July 2008

Hello friends,

No account of university life is complete without the people who run them - the professors. Before stepping into this minefield, I should stress that I am not writing about my supervisors, U of T, or computer science in particular, and some things are rumors I heard from other people in different places.

I'll start with the worst. There are people who made their career on ideas invented by others. Sometimes, like Nobel-prize controversies, it could be the fault of the community that credit is not given to the first inventors. But it also happens that professors publish work of their students without informing them. Another way is to anonymously review a large number of papers. Most papers are rejected, but they could have good ideas that can be used in a different context, and the original authors have no way to know. Even worse, not long ago it was found that someone broke into the system of a major conference and downloaded all submissions.

At the second level there are hypocrites. They preach how to do science right, but when it comes to their work, you'll here excuses like "we didn't have time" or "that's what everybody is doing". Somewhat related are "Midas" professors. Everything they say is correct, everything they do is simple and elegant. The problems start when other people try to do exactly the same things.

A new category is "modern professors". These people are technically strong, but have no intention to look at serious questions. They just peruse academic career, as if science is weighted in kilograms and the only thing that counts is the papers count. As a consequence, they publish like a printing house. If science progressed at the speed they publish by now we were living on Mars.

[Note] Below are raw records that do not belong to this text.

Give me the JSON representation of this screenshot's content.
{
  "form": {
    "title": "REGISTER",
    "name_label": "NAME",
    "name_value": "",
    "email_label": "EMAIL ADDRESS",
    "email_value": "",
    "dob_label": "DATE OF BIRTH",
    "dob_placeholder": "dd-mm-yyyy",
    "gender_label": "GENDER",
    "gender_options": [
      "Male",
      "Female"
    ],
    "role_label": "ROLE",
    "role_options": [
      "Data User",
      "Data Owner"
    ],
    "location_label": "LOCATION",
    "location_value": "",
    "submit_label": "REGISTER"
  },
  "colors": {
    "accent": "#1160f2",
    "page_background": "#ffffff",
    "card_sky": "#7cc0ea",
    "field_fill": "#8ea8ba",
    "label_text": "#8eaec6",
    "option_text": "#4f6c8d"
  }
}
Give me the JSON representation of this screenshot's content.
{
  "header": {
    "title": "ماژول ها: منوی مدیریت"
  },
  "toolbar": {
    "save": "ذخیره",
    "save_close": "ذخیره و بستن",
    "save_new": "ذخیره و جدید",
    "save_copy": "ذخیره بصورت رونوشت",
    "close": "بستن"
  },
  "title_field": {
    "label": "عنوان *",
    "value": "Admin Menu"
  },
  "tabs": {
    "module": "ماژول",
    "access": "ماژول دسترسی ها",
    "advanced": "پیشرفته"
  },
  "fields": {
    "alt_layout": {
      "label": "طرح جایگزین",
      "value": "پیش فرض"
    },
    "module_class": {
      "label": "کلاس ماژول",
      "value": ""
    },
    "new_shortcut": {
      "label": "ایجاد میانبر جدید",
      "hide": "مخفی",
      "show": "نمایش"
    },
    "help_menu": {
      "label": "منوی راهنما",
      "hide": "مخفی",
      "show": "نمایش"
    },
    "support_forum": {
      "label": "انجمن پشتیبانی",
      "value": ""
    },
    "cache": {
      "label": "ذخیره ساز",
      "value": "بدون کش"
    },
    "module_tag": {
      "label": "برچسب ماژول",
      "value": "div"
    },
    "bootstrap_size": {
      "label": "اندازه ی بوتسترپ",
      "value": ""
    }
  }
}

Since "modern professors" are filling up universities, very few "clumsy professors" left around. These are people born to do well only one thing, research. They are always late, forget meetings, can't answer simple questions, etc. It is hard to understand how these weird people became professors. But in academia their unconventional thinking turns out to be an advantage, and every couple of years they come up with original ideas that nobody else would think about.

Finally, the "superman professors". These are the best experts in the world. They can point you to a paper hot from the press or dig seminal paper from fifty years ago. Unfortunately they are very busy. They tour the world, edit journals, write books, organize conferences, guide students, manage their departments and labs, consult companies, and last (and often least), teach courses. They run a disciplined lifestyle of a professional athlete. The difference is that athletes retire after 10 years, while these professors are active for 30 years. If you are lucky to meet these people, you'll notice they are very serious and oftentimes pedantic (though in their own eyes they are not perfectionists enough). They are not interested in playing games or publicity. The last thing they need is NY Times headline "prof. X said...". They already got that. They are interested in the big questions. And they have religious faith that maybe they will not solve them, maybe they will not be solved in their lifetime, but there is no magic and there should be good answers. For all these reasons they don't sleep at night. Which is why I am confident that no serious professor will waste his time reading this and write on the types of graduate students.